Lawyers with the Thomas More Society plan to take the University of Minnesota to court again after discovering new evidence its researchers are still illegally experimenting with aborted fetal remains.
The legal group will file a motion for relief against a judge’s April decision dismissing a previous lawsuit against the university.
In October, Pro-Life Action Ministries and two individuals filed suit against the university accusing it of violating a 1988 statute that requires the burial or cremation of aborted or miscarried fetal remains and limits laboratory tests to those “necessary for the health of the woman or her future offspring or for purposes of a criminal investigation or determination of parentage prior to disposing of the remains.”

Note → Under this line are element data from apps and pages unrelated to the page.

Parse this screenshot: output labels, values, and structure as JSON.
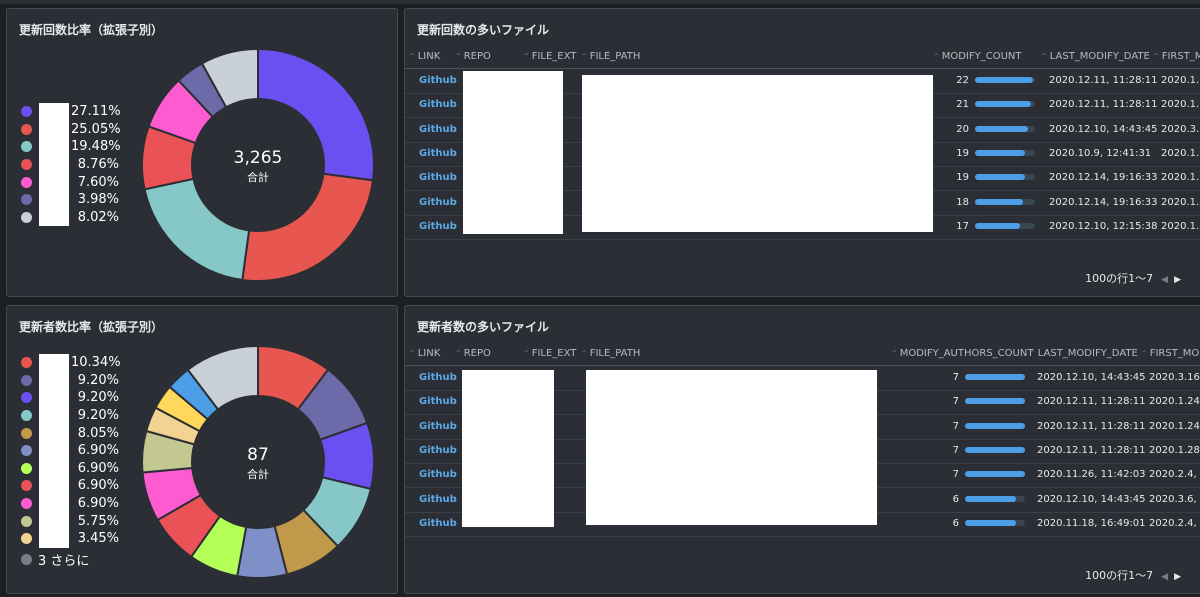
{
  "colors": {
    "panel_bg": "#2b2f35",
    "link": "#5aa9e6",
    "bar": "#4c9fe6"
  },
  "chart_data": [
    {
      "type": "pie",
      "title": "更新回数比率（拡張子別）",
      "total": "3,265",
      "total_label": "合計",
      "values": [
        27.11,
        25.05,
        19.48,
        8.76,
        7.6,
        3.98,
        8.02
      ],
      "labels": [
        "27.11%",
        "25.05%",
        "19.48%",
        "8.76%",
        "7.60%",
        "3.98%",
        "8.02%"
      ],
      "colors": [
        "#6b4ff0",
        "#e8574f",
        "#86c7c7",
        "#ea5257",
        "#ff5bd1",
        "#6c6aa8",
        "#c9d0d6"
      ],
      "more_label": ""
    },
    {
      "type": "pie",
      "title": "更新者数比率（拡張子別）",
      "total": "87",
      "total_label": "合計",
      "values": [
        10.34,
        9.2,
        9.2,
        9.2,
        8.05,
        6.9,
        6.9,
        6.9,
        6.9,
        5.75,
        3.45,
        3.45,
        3.45,
        10.35
      ],
      "labels": [
        "10.34%",
        "9.20%",
        "9.20%",
        "9.20%",
        "8.05%",
        "6.90%",
        "6.90%",
        "6.90%",
        "6.90%",
        "5.75%",
        "3.45%"
      ],
      "colors": [
        "#e8574f",
        "#6c6aa8",
        "#6b4ff0",
        "#86c7c7",
        "#c09a4a",
        "#7f90c8",
        "#b5ff59",
        "#ea5257",
        "#ff5bd1",
        "#c2c88f",
        "#f2d392",
        "#ffd75a",
        "#4c9fe6",
        "#c9d0d6"
      ],
      "more_label": "3 さらに"
    }
  ],
  "tables": [
    {
      "title": "更新回数の多いファイル",
      "headers": [
        "LINK",
        "REPO",
        "FILE_EXT",
        "FILE_PATH",
        "MODIFY_COUNT",
        "LAST_MODIFY_DATE",
        "FIRST_M"
      ],
      "max_count": 22,
      "rows": [
        {
          "link": "Github",
          "count": "22",
          "count_value": 22,
          "date": "2020.12.11, 11:28:11",
          "first": "2020.1."
        },
        {
          "link": "Github",
          "count": "21",
          "count_value": 21,
          "date": "2020.12.11, 11:28:11",
          "first": "2020.1."
        },
        {
          "link": "Github",
          "count": "20",
          "count_value": 20,
          "date": "2020.12.10, 14:43:45",
          "first": "2020.3."
        },
        {
          "link": "Github",
          "count": "19",
          "count_value": 19,
          "date": "2020.10.9, 12:41:31",
          "first": "2020.1."
        },
        {
          "link": "Github",
          "count": "19",
          "count_value": 19,
          "date": "2020.12.14, 19:16:33",
          "first": "2020.1."
        },
        {
          "link": "Github",
          "count": "18",
          "count_value": 18,
          "date": "2020.12.14, 19:16:33",
          "first": "2020.1."
        },
        {
          "link": "Github",
          "count": "17",
          "count_value": 17,
          "date": "2020.12.10, 12:15:38",
          "first": "2020.1."
        }
      ],
      "pager": "100の行1〜7"
    },
    {
      "title": "更新者数の多いファイル",
      "headers": [
        "LINK",
        "REPO",
        "FILE_EXT",
        "FILE_PATH",
        "MODIFY_AUTHORS_COUNT",
        "LAST_MODIFY_DATE",
        "FIRST_MO"
      ],
      "max_count": 7,
      "rows": [
        {
          "link": "Github",
          "count": "7",
          "count_value": 7,
          "date": "2020.12.10, 14:43:45",
          "first": "2020.3.16"
        },
        {
          "link": "Github",
          "count": "7",
          "count_value": 7,
          "date": "2020.12.11, 11:28:11",
          "first": "2020.1.24"
        },
        {
          "link": "Github",
          "count": "7",
          "count_value": 7,
          "date": "2020.12.11, 11:28:11",
          "first": "2020.1.24"
        },
        {
          "link": "Github",
          "count": "7",
          "count_value": 7,
          "date": "2020.12.11, 11:28:11",
          "first": "2020.1.28"
        },
        {
          "link": "Github",
          "count": "7",
          "count_value": 7,
          "date": "2020.11.26, 11:42:03",
          "first": "2020.2.4,"
        },
        {
          "link": "Github",
          "count": "6",
          "count_value": 6,
          "date": "2020.12.10, 14:43:45",
          "first": "2020.3.6,"
        },
        {
          "link": "Github",
          "count": "6",
          "count_value": 6,
          "date": "2020.11.18, 16:49:01",
          "first": "2020.2.4,"
        }
      ],
      "pager": "100の行1〜7"
    }
  ]
}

As evidence, the plaintiffs pointed to a 2015 video by the Center for Medical Progress that alleged the University of Minnesota conducted illegal research on aborted fetal tissue. Later, purchase orders surfaced showing the university purchased aborted fetal tissue directly from abortion centers between 2008 and 2014.
In court, the university claimed it had stopped doing illegal research on fetal remains, and the judge dismissed the cased based on a lack of evidence. But a few days later, Thomas More’s Erick Kaardal obtained an official university email admitting to ongoing fetal tissue research.
“We’re disappointed that due process rights were thwarted, but we are encouraged by the fact that we are correct, they are continuing to do the research,” Kaardal told me.
The emails came from a state legislator’s staff, who inquired separately about ongoing research using aborted fetal tissue. University of Minnesota staff member Christine Kiel said that within the past year, the university had procured 203 tissue slides from the Institute of Genetic Medicine at Newcastle University in the United Kingdom and obtained brain, eye and cochlea samples from 25 fetuses from the University of Washington. Kiel claimed the University of Minnesota didn’t pay for the samples.
Minnesota’s fetal disposition law survived a Planned Parenthood challenge in 1990, when a court ruled “the statute passes constitutional muster.”
Kaardal said “abortion politics” have made it difficult to pin down the university: “When you have large universities who are willing to violate criminal statutes in order to do illegal research, it’s a little disturbing, because we hope research universities would have the highest ethics, and we don’t want researchers to be subject to criminal sanctions. And I think there must be a problem with a research university, University of Minnesota in this case, in understanding that they, too, are under the law.”
(EDITOR’S NOTE – Samantha Gobba writes for WORLD News Service, a division of WORLD Magazine, worldmag.com, based in Asheville. Used with permission.)